Here's a recent Google Earth image of the Stoddard-Hamilton hangar and factory area. The building at the top with the various airplanes parked outside is not part of the S-H operation.I’m sure it’s done there because of labor cost and EPA OSHA compliance. Also wondering because of low skill rate, they have to over man the factory. Does anyone know how many people worked in the Lancair or Glasair factories when they were jumping at their kit manufacturing peak?
Quite a bit different than my firetruck example. Other than coach work, wiring, plumbing and paint everything else was OTS.I know the Enstrom helicopter factory has between 120-180 people to build 20-50 helicopters a year, << >> Mostly machinists as they make just about everything in house.
For my build, there were two inexperienced (with the Sportsman, but proficient with a wide variety of tools and techniques), my son in law and me, and an average of two highly experienced making certain that we didn't make a mistake and assisting with the build. Two weeks of that at 60 hours per week, or 480 Man Hours. That was to airworthy condition, but not painted.... Not all the same, but how many were there on the two week to taxi?
Thanks...haven't been to that side of the field for quite a long time.The current Glasair Aviation facility is south of the complex shown above. See it here, just to the right (east) of the DC-3. https://firstname.lastname@example.org,-122.1529552,252m/data=!3m1!1e3?hl=en The Sportsman kits are built in the building under the "Aviation" tag, and the and TWTT workshop / hangar is the building under the "Gla." A covered walkway connects the factory with the TWTT hangar.
One other factor we should consider is that a lot of Icon's composite work is done in Mexico. Does anyone know if the work is done by an Icon-owned company, or a separate subcontractor?I know the Enstrom helicopter factory has between 120-180 people to build 20-50 helicopters a year, depending on lean or full capacity. Mostly machinists as they make just about everything in house. It is not an efficient factory. These things are pretty much made just like 1965. They have been doing it a long time, which helps. The tail is aluminum monocoque, the center is 4130 tube, the front is aluminum substructure with fiberglass shell, and all the machined little bits. Maybe 6-10 assemble the final parts.

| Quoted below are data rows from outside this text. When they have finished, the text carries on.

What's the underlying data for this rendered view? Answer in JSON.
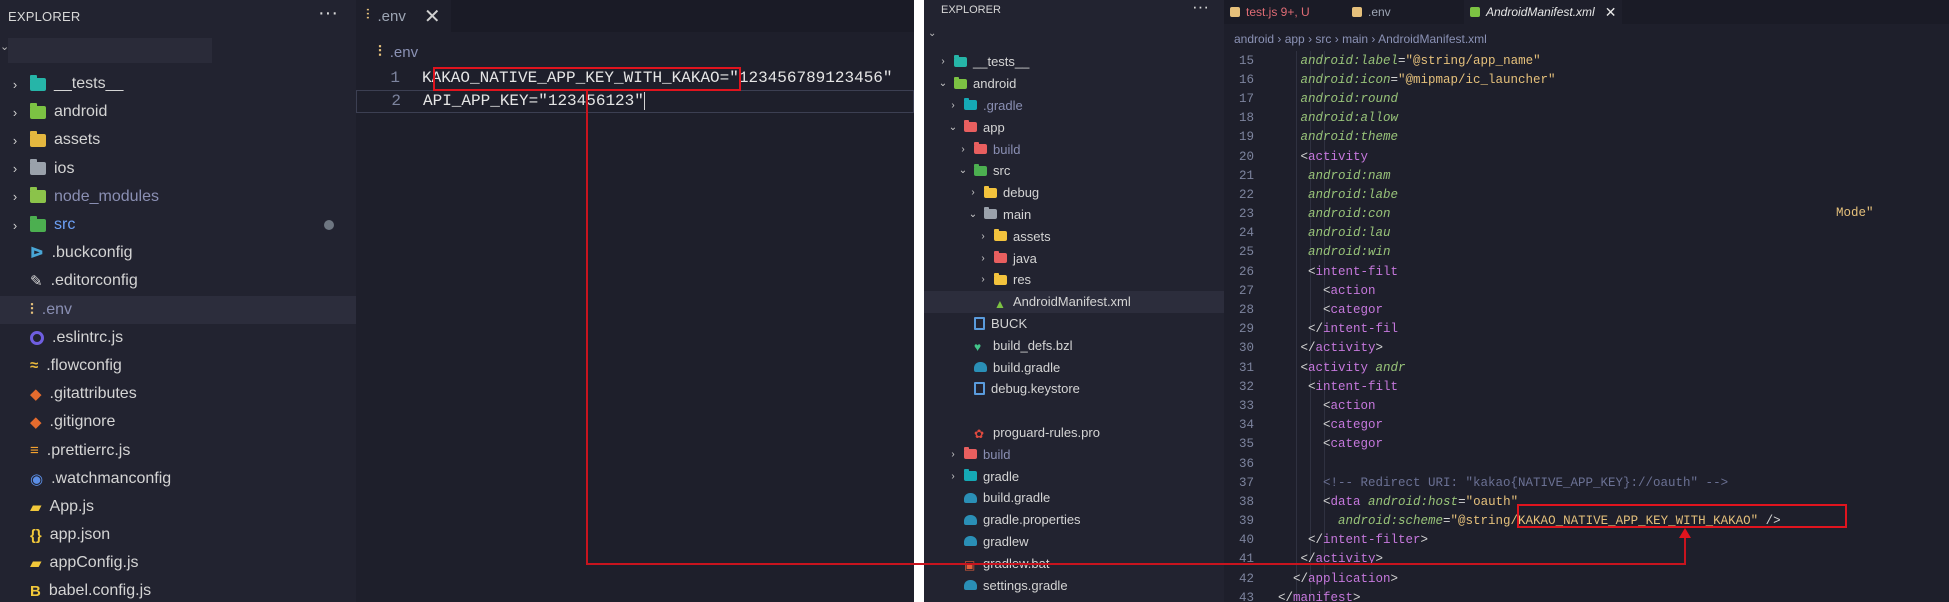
{
  "left": {
    "explorer": {
      "title": "EXPLORER",
      "more": "···",
      "items": [
        {
          "label": "__tests__",
          "icon": "folder-tests-icon",
          "chevron": ">"
        },
        {
          "label": "android",
          "icon": "folder-android-icon",
          "chevron": ">"
        },
        {
          "label": "assets",
          "icon": "folder-assets-icon",
          "chevron": ">"
        },
        {
          "label": "ios",
          "icon": "folder-ios-icon",
          "chevron": ">"
        },
        {
          "label": "node_modules",
          "icon": "folder-node-icon",
          "chevron": ">"
        },
        {
          "label": "src",
          "icon": "folder-src-icon",
          "chevron": ">"
        },
        {
          "label": ".buckconfig",
          "icon": "buck-icon"
        },
        {
          "label": ".editorconfig",
          "icon": "editorconfig-icon"
        },
        {
          "label": ".env",
          "icon": "env-icon"
        },
        {
          "label": ".eslintrc.js",
          "icon": "eslint-icon"
        },
        {
          "label": ".flowconfig",
          "icon": "flow-icon"
        },
        {
          "label": ".gitattributes",
          "icon": "git-icon"
        },
        {
          "label": ".gitignore",
          "icon": "git-icon"
        },
        {
          "label": ".prettierrc.js",
          "icon": "prettier-icon"
        },
        {
          "label": ".watchmanconfig",
          "icon": "watchman-icon"
        },
        {
          "label": "App.js",
          "icon": "js-icon"
        },
        {
          "label": "app.json",
          "icon": "json-icon"
        },
        {
          "label": "appConfig.js",
          "icon": "js-icon"
        },
        {
          "label": "babel.config.js",
          "icon": "babel-icon"
        }
      ]
    },
    "editor": {
      "tab_label": ".env",
      "close": "✕",
      "breadcrumb": ".env",
      "lines": [
        {
          "num": "1",
          "key": "KAKAO_NATIVE_APP_KEY_WITH_KAKAO",
          "eq": "=",
          "value": "\"123456789123456\""
        },
        {
          "num": "2",
          "key": "API_APP_KEY",
          "eq": "=",
          "value": "\"123456123\""
        }
      ]
    }
  },
  "right": {
    "explorer": {
      "title": "EXPLORER",
      "more": "···",
      "items": [
        {
          "label": "__tests__",
          "depth": 0,
          "chevron": ">",
          "icon": "folder-tests-icon"
        },
        {
          "label": "android",
          "depth": 0,
          "chevron": "v",
          "icon": "folder-android-icon"
        },
        {
          "label": ".gradle",
          "depth": 1,
          "chevron": ">",
          "icon": "folder-gradle-icon",
          "dim": true
        },
        {
          "label": "app",
          "depth": 1,
          "chevron": "v",
          "icon": "folder-red-icon"
        },
        {
          "label": "build",
          "depth": 2,
          "chevron": ">",
          "icon": "folder-red-icon",
          "dim": true
        },
        {
          "label": "src",
          "depth": 2,
          "chevron": "v",
          "icon": "folder-src-icon"
        },
        {
          "label": "debug",
          "depth": 3,
          "chevron": ">",
          "icon": "folder-assets-icon"
        },
        {
          "label": "main",
          "depth": 3,
          "chevron": "v",
          "icon": "folder-open-icon"
        },
        {
          "label": "assets",
          "depth": 4,
          "chevron": ">",
          "icon": "folder-assets-icon"
        },
        {
          "label": "java",
          "depth": 4,
          "chevron": ">",
          "icon": "folder-red-icon"
        },
        {
          "label": "res",
          "depth": 4,
          "chevron": ">",
          "icon": "folder-assets-icon"
        },
        {
          "label": "AndroidManifest.xml",
          "depth": 4,
          "icon": "android-icon",
          "selected": true
        },
        {
          "label": "BUCK",
          "depth": 2,
          "icon": "file-icon"
        },
        {
          "label": "build_defs.bzl",
          "depth": 2,
          "icon": "heart-icon"
        },
        {
          "label": "build.gradle",
          "depth": 2,
          "icon": "gradle-icon"
        },
        {
          "label": "debug.keystore",
          "depth": 2,
          "icon": "file-icon"
        },
        {
          "label": "",
          "depth": 2,
          "icon": ""
        },
        {
          "label": "proguard-rules.pro",
          "depth": 2,
          "icon": "proguard-icon"
        },
        {
          "label": "build",
          "depth": 1,
          "chevron": ">",
          "icon": "folder-red-icon",
          "dim": true
        },
        {
          "label": "gradle",
          "depth": 1,
          "chevron": ">",
          "icon": "folder-gradle-icon"
        },
        {
          "label": "build.gradle",
          "depth": 1,
          "icon": "gradle-icon"
        },
        {
          "label": "gradle.properties",
          "depth": 1,
          "icon": "gradle-icon"
        },
        {
          "label": "gradlew",
          "depth": 1,
          "icon": "gradle-icon"
        },
        {
          "label": "gradlew.bat",
          "depth": 1,
          "icon": "bat-icon"
        },
        {
          "label": "settings.gradle",
          "depth": 1,
          "icon": "gradle-icon"
        }
      ]
    },
    "tabs": [
      {
        "label": "test.js 9+, U",
        "icon_color": "#e5c07b"
      },
      {
        "label": ".env",
        "icon_color": "#e5c07b"
      },
      {
        "label": "AndroidManifest.xml",
        "icon_color": "#7cc243",
        "close": "✕"
      }
    ],
    "breadcrumb": [
      "android",
      "app",
      "src",
      "main",
      "AndroidManifest.xml"
    ],
    "code": [
      {
        "num": "15",
        "html": "<span class='t-attr'>android:label</span><span class='t-pun'>=</span><span class='t-str'>\"@string/app_name\"</span>",
        "indent": 3
      },
      {
        "num": "16",
        "html": "<span class='t-attr'>android:icon</span><span class='t-pun'>=</span><span class='t-str'>\"@mipmap/ic_launcher\"</span>",
        "indent": 3
      },
      {
        "num": "17",
        "html": "<span class='t-attr'>android:round</span>",
        "indent": 3
      },
      {
        "num": "18",
        "html": "<span class='t-attr'>android:allow</span>",
        "indent": 3
      },
      {
        "num": "19",
        "html": "<span class='t-attr'>android:theme</span>",
        "indent": 3
      },
      {
        "num": "20",
        "html": "<span class='t-pun'>&lt;</span><span class='t-tag'>activity</span>",
        "indent": 3
      },
      {
        "num": "21",
        "html": "<span class='t-attr'>android:nam</span>",
        "indent": 4
      },
      {
        "num": "22",
        "html": "<span class='t-attr'>android:labe</span>",
        "indent": 4
      },
      {
        "num": "23",
        "html": "<span class='t-attr'>android:con</span>",
        "indent": 4
      },
      {
        "num": "24",
        "html": "<span class='t-attr'>android:lau</span>",
        "indent": 4
      },
      {
        "num": "25",
        "html": "<span class='t-attr'>android:win</span>",
        "indent": 4
      },
      {
        "num": "26",
        "html": "<span class='t-pun'>&lt;</span><span class='t-tag'>intent-filt</span>",
        "indent": 4
      },
      {
        "num": "27",
        "html": "<span class='t-pun'>&lt;</span><span class='t-tag'>action</span>",
        "indent": 6
      },
      {
        "num": "28",
        "html": "<span class='t-pun'>&lt;</span><span class='t-tag'>categor</span>",
        "indent": 6
      },
      {
        "num": "29",
        "html": "<span class='t-pun'>&lt;/</span><span class='t-tag'>intent-fil</span>",
        "indent": 4
      },
      {
        "num": "30",
        "html": "<span class='t-pun'>&lt;/</span><span class='t-tag'>activity</span><span class='t-pun'>&gt;</span>",
        "indent": 3
      },
      {
        "num": "31",
        "html": "<span class='t-pun'>&lt;</span><span class='t-tag'>activity</span> <span class='t-attr'>andr</span>",
        "indent": 3
      },
      {
        "num": "32",
        "html": "<span class='t-pun'>&lt;</span><span class='t-tag'>intent-filt</span>",
        "indent": 4
      },
      {
        "num": "33",
        "html": "<span class='t-pun'>&lt;</span><span class='t-tag'>action</span>",
        "indent": 6
      },
      {
        "num": "34",
        "html": "<span class='t-pun'>&lt;</span><span class='t-tag'>categor</span>",
        "indent": 6
      },
      {
        "num": "35",
        "html": "<span class='t-pun'>&lt;</span><span class='t-tag'>categor</span>",
        "indent": 6
      },
      {
        "num": "36",
        "html": "",
        "indent": 0
      },
      {
        "num": "37",
        "html": "<span class='t-com'>&lt;!-- Redirect URI: \"kakao{NATIVE_APP_KEY}://oauth\" --&gt;</span>",
        "indent": 6
      },
      {
        "num": "38",
        "html": "<span class='t-pun'>&lt;</span><span class='t-tag'>data</span> <span class='t-attr'>android:host</span><span class='t-pun'>=</span><span class='t-str'>\"oauth\"</span>",
        "indent": 6
      },
      {
        "num": "39",
        "html": "<span class='t-attr'>android:scheme</span><span class='t-pun'>=</span><span class='t-str'>\"@string/KAKAO_NATIVE_APP_KEY_WITH_KAKAO\"</span> <span class='t-pun'>/&gt;</span>",
        "indent": 8
      },
      {
        "num": "40",
        "html": "<span class='t-pun'>&lt;/</span><span class='t-tag'>intent-filter</span><span class='t-pun'>&gt;</span>",
        "indent": 4
      },
      {
        "num": "41",
        "html": "<span class='t-pun'>&lt;/</span><span class='t-tag'>activity</span><span class='t-pun'>&gt;</span>",
        "indent": 3
      },
      {
        "num": "42",
        "html": "<span class='t-pun'>&lt;/</span><span class='t-tag'>application</span><span class='t-pun'>&gt;</span>",
        "indent": 2
      },
      {
        "num": "43",
        "html": "<span class='t-pun'>&lt;/</span><span class='t-tag'>manifest</span><span class='t-pun'>&gt;</span>",
        "indent": 0
      }
    ],
    "overflow_text": "Mode\""
  },
  "colors": {
    "annotation": "#e0141e",
    "tag": "#c678dd",
    "attribute": "#98c379",
    "string": "#e5c07b"
  }
}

Agree with your estimate... So I still hold with ~75-100 people involved, at that time.
ICON built a new 300,000 square foot facility there. They own the facility and the decision to make that investment.One other factor we should consider is that a lot of Icon's composite work is done in Mexico. Does anyone know if the work is done by an Icon-owned company, or a separate subcontractor?
Yup, discussion starts with post #1150.Just got this in today:
Hope it doesn't impact this company too much, lots of rich folks wanting their massively overpriced toys dontchaknow....